“For us as government the quickest trickle down effect is the decentralisation funding that we have allocated, it is $310 million across all the provinces,” he said.
Ncube said the government will begin the funding process with Mashonaland Central with his ministry providing regular updates.
“We are starting with Mash Central, what we are going to be doing from now on, we are going to be announcing about each and every project that government is funding in each province and each rural district and we are starting with Mash Central,” he said.
Ncube urged youths to apply to access these funds but emphasised the funds were not for “buying cars and supporting administration” but were specifically for project initiatives.
The finance minister also defended the recent introduction of Real Time Gross Settlement (RTGS) dollars as the country’s local currency.
“RTGS dollar whether you like the name or not is domestic currency now.
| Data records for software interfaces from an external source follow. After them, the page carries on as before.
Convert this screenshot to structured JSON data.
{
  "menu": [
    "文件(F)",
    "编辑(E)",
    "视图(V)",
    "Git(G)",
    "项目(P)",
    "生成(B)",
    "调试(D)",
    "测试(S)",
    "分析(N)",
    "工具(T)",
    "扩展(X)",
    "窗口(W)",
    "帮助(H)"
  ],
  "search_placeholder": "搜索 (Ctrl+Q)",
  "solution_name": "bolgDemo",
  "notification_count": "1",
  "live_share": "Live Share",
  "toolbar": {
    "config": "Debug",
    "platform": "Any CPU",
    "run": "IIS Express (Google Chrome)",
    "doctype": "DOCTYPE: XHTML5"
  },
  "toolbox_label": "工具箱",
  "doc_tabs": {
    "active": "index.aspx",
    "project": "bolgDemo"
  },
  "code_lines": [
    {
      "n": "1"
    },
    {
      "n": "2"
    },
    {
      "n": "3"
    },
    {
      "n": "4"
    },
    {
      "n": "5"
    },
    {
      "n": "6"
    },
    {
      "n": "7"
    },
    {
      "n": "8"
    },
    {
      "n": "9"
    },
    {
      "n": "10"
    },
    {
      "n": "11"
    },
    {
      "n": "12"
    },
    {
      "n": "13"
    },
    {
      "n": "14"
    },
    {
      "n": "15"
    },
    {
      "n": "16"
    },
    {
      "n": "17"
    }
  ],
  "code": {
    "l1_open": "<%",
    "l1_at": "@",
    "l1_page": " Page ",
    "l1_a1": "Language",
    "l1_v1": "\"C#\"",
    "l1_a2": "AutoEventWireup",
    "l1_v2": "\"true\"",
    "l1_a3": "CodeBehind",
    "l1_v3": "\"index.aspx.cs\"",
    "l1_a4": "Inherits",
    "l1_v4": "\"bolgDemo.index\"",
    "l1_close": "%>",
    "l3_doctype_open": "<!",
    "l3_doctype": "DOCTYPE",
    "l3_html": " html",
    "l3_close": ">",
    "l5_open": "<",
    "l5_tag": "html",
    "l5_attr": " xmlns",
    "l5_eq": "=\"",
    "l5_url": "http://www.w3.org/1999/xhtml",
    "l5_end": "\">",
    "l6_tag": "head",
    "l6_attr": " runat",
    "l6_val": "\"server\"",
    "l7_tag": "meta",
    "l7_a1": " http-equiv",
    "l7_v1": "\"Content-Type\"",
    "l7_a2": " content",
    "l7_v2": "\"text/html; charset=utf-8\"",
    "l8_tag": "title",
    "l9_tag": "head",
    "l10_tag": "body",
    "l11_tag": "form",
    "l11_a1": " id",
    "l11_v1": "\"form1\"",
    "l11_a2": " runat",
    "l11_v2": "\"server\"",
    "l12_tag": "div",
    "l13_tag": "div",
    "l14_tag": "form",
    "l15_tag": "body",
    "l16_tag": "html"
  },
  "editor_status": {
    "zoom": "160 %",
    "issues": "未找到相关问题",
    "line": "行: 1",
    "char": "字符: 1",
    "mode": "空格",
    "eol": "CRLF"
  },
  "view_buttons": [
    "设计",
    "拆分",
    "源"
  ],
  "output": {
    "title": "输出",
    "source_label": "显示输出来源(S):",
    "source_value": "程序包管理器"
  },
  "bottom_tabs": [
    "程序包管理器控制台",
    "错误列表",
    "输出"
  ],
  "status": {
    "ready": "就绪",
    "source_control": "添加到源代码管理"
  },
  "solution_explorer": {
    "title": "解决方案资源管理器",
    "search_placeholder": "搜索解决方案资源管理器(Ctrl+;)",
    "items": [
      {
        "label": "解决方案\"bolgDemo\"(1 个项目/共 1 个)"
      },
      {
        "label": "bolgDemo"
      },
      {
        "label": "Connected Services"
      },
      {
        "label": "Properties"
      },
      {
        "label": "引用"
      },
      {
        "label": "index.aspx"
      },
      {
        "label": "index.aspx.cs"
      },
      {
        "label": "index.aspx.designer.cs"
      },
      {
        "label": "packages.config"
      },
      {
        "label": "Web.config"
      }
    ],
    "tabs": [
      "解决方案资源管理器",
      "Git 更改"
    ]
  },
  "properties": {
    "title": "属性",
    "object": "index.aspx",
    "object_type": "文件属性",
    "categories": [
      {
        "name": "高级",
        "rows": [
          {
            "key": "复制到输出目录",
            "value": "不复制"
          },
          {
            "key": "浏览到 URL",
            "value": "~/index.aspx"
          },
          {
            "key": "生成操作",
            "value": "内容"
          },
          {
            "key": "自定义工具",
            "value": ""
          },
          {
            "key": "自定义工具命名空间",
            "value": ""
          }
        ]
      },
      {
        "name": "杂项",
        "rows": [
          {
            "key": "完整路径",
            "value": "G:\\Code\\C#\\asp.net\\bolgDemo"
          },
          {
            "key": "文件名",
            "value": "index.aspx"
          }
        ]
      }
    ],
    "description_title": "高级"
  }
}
I and the Governor [Mangudya] will defend its value that’s our job,” Ncube said.
He said foreign investors would now find Zimbabwe an even more attractive option as it had reduced risk as a future market-based economy.
“So I want to explain that we are creating this market led economy, this private sector led economy, brick by brick and they should invest in Zimbabwe.
“I keep saying that I was saying that on Bloomberg, I’ve said it on CNN with Richard Quest that Zimbabwe is the cheapest buy in Africa in terms of investment and it has gotten cheaper because they were coming here at 1:1 now they are coming at 1:2,5 or where ever the exchange rate is headed,” he said.
The minister said that the rate would not be pegged at the initially announced rate of United States $1 to Zimbabwe’s RTGS $2,5 but would rather be determined by market forces.
“Our job is to manage the volatility but not the level those of you who did statistics that is the difference between standard deviation and the mean, we manage standard deviation not the mean, it can go anywhere,” he said.
The panel discussion was focused on critical skills development in modern Zimbabwe
It included youthful captains of industry such as Natalie Jabangwe, chief executive officer of Ecocash, Eugene Peters from Spidex Media and Simba Mhuriro from Oxygen Energy.